To the Editor:-Conventional double lumen intrabronchial tubes are designed for insertion through the oral cavity. They are not designed for use through a tracheal stoma.
In a previous report, Brodsky et al. reported a development of a tracheostomy double-lumen tube. However, it was not designed for patients with permanent stoma, and we have encountered circumstances in which the tube did not fit the patient's trachea and bronchus well. We have, therefore, developed a new tube for use in such patients.
Composition of the Tube and Its Assembly
The new endobronchial tube is a silicon, spiral, wire-reinforced double-lumen tube (Figure 1). The tube was made in three individual parts-the distal section beyond the tracheal orifice, the middle section between the tracheal cuff and the point of bifurcation, and the proximal bifurcated part-and assembled later. Assistance with the design and all tube construction and fabrication work was performed by Koken Medical (Shinjuku-ku, Tokyo, Japan).
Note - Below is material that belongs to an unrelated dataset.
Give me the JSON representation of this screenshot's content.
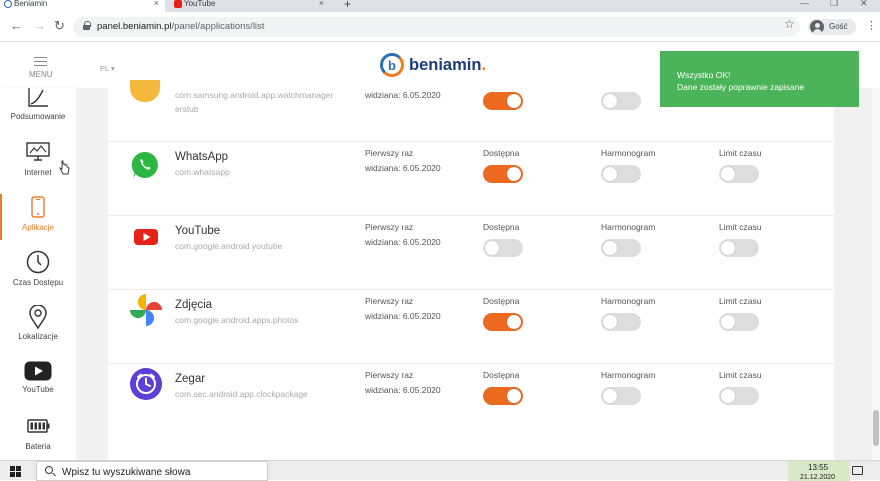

The Middle Section
The middle section of the tube is the trunk. It is constructed of two thin-walled silicon tubes that are glued together with an inner diameter of 5.0 mm, reinforced with a stainless spiral wire, and covered in a silicon coating. Two pilot balloons were included that ran within the walls of the two inner tubes, one of which exited the wall of the tube to supply the tracheal cuff, which also is made of silicon.
The Distal Section
The distal section, containing the bronchial lumen and the cuff, is also constructed of wire-reinforced silicon. The dimensions are based on the Mallinckrodt double-lumen tube. The bronchial cuff is located 1.2 cm from the tip, and the distance between the tip orifice and the tracheal orifice is 4.9 cm. This section initially was made of polyvinyl chloride, but we found it to be too stiff. We, therefore, changed the material to silicone that was reinforced with wire to avoid excessive flexibility (Figure 2).
The Proximal Part
The proximal part connects the double-lumen airway to the anesthetic circuit. This part is made of two cone-shaped tubes. The connection of these two tubes and the mid part are bound with a silicone sheet and a silicone paste (Figure 3). The diameters of the two inner lumens are larger than 5.0 mm. The most proximal lumen has an inner diameter of 9.0 mm.
Because of the size of most patients, we have made only a left-sided 39-French double-lumen tube. The narrowest inner diameter of either lumen is 5.0 mm. The largest outer diameter of the whole tube is 1.3 cm.
With approval from the Ethics Committee of the National Cancer Center Hospital, we tested this new tube in seven patients with permanent tracheostomies. Six of seven were scheduled to undergo lobectomy or bullectomy, and one patient had a mediastinal abscess which developed after a previous esophagectomy. After induction of general anesthesia, the new double-lumen tube was inserted via the stoma. In patients, we used the left-sided tube. When the tracheal cuff just disappeared inside the stoma, we inserted a thin endoscope through the tube to facilitate further positioning of the endobronchial tube. With the guidance of the endoscope, the endobronchial tube was positioned such that the blue endobronchial cuff was just below the carina. In all seven patients, proper placement cuff was achieved during the first attempt. The whole procedure of intubation and bronchoscopy was accomplished within 10 min. The tube was secured with surgical thread at the patient's stoma. In six patients, bronchial cuff inflation was unnecessary because the airway was sealed satisfactorily. In one patient, we inflated the bronchial cuff with 1 ml air.
During induction of anesthesia, the tubes functioned well with no sign of kinking, no movement, and easy passage of the suction catheter. After extubation, the airway was suctioned carefully using a large endoscope. We saw no sign of gross irritation during endoscopy.
We conclude that this newly designed double-lumen tube may be advantageous in caring for patients with permanent tracheal stomas. We are in the process of developing a commercial version of this tube.
Toshiyuki Saito, M.D.
Tsuguo Naruke, M.D.
Edward Carney, Ph.D.
Yoko Yokokawa, M.D.
Kazuaki Hiraga, M.D.
Department of Anesthesia; National Cancer Center Hospital; Kagawa, Chigasaki-City, Kanagawa, Japan;firstname.lastname@example.org
Christer Carlsson, M.D., Ph.D.
Director in Anesthesia; Malmo Hospital; Lund University; Malmo-City, Sweden
Presented in part at the Annual Meeting of the American Society of Anesthesiologists, San Diego, October 22nd, 1997.
(Accepted for publication May 15, 1998.)